**Source information**:

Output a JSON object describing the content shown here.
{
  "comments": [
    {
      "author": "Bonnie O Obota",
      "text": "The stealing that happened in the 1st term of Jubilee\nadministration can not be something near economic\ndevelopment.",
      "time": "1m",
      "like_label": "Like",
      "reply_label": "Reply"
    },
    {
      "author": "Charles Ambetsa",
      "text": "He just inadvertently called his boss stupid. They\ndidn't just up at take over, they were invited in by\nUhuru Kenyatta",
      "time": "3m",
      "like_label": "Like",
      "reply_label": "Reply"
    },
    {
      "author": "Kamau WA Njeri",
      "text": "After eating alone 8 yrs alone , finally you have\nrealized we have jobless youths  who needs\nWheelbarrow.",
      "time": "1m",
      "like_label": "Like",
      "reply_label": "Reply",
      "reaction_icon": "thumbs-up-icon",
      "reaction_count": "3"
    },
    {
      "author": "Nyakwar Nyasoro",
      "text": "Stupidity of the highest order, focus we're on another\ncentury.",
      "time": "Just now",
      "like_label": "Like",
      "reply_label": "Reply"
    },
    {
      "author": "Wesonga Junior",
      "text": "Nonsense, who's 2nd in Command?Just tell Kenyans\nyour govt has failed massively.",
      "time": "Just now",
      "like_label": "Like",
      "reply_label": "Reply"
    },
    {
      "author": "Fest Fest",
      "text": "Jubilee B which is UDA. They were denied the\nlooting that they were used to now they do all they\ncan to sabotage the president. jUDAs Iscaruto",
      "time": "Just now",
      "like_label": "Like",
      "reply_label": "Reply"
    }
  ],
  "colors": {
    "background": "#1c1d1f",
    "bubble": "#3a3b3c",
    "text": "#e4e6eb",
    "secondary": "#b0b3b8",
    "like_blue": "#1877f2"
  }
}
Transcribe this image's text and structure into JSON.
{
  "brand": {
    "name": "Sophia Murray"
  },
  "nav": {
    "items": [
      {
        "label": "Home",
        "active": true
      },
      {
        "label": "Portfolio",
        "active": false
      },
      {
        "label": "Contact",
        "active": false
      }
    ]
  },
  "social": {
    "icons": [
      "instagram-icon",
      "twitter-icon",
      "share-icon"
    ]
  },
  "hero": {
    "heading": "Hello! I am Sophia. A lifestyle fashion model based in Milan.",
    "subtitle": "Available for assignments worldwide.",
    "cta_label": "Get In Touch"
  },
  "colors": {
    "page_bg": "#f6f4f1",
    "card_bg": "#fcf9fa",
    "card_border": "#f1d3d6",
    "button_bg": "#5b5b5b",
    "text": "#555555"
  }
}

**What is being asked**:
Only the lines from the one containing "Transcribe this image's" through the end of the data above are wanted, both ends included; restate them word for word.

**Solution for this problem**:
Transcribe this image's text and structure into JSON.
{
  "brand": {
    "name": "Sophia Murray"
  },
  "nav": {
    "items": [
      {
        "label": "Home",
        "active": true
      },
      {
        "label": "Portfolio",
        "active": false
      },
      {
        "label": "Contact",
        "active": false
      }
    ]
  },
  "social": {
    "icons": [
      "instagram-icon",
      "twitter-icon",
      "share-icon"
    ]
  },
  "hero": {
    "heading": "Hello! I am Sophia. A lifestyle fashion model based in Milan.",
    "subtitle": "Available for assignments worldwide.",
    "cta_label": "Get In Touch"
  },
  "colors": {
    "page_bg": "#f6f4f1",
    "card_bg": "#fcf9fa",
    "card_border": "#f1d3d6",
    "button_bg": "#5b5b5b",
    "text": "#555555"
  }
}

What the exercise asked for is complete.